▸ **Dataset excerpts**
━━━━━━━━━━━━━━━━━━━━━━━━━━━━━━

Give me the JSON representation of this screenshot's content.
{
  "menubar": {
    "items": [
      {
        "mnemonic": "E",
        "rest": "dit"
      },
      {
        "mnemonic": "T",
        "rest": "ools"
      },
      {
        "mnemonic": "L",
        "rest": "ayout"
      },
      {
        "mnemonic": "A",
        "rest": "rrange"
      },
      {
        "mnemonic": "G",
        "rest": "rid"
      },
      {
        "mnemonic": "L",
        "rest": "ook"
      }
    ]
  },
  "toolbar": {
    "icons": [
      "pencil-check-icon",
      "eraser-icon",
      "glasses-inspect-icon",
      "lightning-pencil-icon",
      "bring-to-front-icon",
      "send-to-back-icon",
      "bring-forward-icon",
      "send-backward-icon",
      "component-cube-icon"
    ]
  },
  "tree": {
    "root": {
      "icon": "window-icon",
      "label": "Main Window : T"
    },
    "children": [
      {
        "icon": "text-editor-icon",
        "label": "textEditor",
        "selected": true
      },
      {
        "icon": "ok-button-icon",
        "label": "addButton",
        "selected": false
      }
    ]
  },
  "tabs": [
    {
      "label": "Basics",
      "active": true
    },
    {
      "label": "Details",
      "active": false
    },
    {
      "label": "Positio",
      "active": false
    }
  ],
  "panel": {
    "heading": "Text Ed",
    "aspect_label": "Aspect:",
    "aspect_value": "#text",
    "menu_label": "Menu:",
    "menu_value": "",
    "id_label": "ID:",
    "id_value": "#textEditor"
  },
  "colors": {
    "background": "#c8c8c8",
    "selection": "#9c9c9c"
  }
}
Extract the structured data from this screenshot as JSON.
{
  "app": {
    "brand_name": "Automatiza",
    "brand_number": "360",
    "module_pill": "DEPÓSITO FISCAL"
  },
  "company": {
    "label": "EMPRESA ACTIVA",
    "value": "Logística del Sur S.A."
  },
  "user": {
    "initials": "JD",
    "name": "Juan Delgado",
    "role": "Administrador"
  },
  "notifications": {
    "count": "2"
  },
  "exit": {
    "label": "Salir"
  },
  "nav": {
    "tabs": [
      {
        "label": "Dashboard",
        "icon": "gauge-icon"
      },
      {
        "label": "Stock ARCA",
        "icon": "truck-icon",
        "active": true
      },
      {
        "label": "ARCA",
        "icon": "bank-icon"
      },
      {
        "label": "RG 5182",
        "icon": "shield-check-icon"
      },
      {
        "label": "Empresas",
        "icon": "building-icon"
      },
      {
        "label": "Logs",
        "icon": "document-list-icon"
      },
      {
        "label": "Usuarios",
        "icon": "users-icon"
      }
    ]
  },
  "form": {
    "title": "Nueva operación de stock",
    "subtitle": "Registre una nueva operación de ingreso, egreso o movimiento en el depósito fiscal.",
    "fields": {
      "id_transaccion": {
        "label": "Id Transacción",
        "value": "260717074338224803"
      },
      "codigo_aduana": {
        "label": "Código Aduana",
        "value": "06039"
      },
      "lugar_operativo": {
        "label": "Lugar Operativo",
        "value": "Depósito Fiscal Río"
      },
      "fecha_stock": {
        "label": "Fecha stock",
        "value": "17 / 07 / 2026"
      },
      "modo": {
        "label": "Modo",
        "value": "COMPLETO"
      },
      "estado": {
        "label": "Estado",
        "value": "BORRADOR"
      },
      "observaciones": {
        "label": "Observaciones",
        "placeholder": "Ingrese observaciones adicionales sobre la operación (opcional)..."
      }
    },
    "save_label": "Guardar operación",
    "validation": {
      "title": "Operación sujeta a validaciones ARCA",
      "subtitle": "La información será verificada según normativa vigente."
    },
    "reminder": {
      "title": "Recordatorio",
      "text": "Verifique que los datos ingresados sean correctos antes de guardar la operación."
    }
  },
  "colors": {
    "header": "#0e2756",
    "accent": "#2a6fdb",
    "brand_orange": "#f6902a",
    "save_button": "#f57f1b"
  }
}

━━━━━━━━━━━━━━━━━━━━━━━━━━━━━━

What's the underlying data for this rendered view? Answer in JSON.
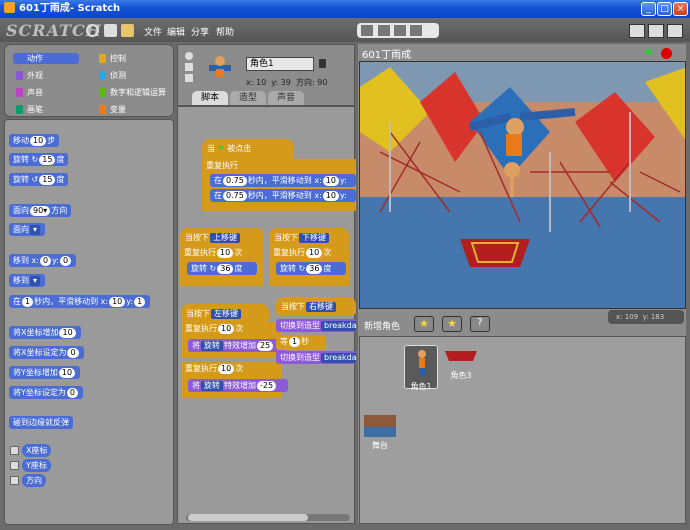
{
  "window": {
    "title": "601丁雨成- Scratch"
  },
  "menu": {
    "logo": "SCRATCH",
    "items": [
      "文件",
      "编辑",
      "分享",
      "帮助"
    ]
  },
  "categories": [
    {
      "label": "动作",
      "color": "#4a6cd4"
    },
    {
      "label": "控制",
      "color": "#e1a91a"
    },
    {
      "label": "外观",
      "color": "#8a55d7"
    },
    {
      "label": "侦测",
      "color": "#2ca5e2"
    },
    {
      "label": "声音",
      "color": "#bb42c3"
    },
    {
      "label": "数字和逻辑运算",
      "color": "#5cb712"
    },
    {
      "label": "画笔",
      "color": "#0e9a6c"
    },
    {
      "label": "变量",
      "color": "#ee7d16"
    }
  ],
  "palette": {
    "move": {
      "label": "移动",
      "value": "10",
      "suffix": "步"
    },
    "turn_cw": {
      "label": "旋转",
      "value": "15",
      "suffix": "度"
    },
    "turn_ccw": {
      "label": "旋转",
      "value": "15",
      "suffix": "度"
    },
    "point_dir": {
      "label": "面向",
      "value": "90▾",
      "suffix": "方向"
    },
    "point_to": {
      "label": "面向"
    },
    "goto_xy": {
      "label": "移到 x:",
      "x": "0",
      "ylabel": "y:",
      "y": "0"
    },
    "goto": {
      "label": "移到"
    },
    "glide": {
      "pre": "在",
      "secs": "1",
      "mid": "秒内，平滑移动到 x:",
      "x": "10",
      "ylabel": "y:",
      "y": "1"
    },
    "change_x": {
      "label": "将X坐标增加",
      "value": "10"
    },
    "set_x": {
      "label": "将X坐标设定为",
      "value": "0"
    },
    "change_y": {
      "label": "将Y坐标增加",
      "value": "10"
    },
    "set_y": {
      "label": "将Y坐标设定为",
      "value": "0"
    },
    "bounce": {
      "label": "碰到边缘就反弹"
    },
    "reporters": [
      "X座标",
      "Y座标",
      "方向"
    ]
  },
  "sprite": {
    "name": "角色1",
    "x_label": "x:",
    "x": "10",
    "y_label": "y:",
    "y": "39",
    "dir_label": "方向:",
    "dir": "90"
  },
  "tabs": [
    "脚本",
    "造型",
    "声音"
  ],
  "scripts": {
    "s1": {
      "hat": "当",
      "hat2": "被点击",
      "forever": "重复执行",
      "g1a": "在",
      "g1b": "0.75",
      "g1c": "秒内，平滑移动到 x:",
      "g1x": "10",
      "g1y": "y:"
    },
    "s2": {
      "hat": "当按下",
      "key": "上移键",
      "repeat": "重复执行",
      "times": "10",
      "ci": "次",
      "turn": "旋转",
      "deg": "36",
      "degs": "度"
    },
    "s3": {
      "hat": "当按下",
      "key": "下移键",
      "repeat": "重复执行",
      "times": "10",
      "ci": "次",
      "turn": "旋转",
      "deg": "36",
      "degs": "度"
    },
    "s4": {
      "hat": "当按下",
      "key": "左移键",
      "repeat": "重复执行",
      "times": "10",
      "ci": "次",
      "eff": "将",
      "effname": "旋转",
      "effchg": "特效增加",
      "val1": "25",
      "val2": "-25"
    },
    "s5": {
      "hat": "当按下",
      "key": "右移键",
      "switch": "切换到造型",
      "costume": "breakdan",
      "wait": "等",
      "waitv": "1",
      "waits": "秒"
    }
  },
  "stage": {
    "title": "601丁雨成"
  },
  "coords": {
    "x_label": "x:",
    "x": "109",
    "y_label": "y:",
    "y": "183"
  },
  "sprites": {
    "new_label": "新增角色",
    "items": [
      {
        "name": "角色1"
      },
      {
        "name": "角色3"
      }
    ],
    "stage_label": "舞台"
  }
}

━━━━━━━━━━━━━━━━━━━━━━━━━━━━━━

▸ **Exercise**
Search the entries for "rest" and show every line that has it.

▸ **Response to this task**
        "rest": "dit"
        "rest": "ools"
        "rest": "ayout"
        "rest": "rrange"
        "rest": "rid"
        "rest": "ook"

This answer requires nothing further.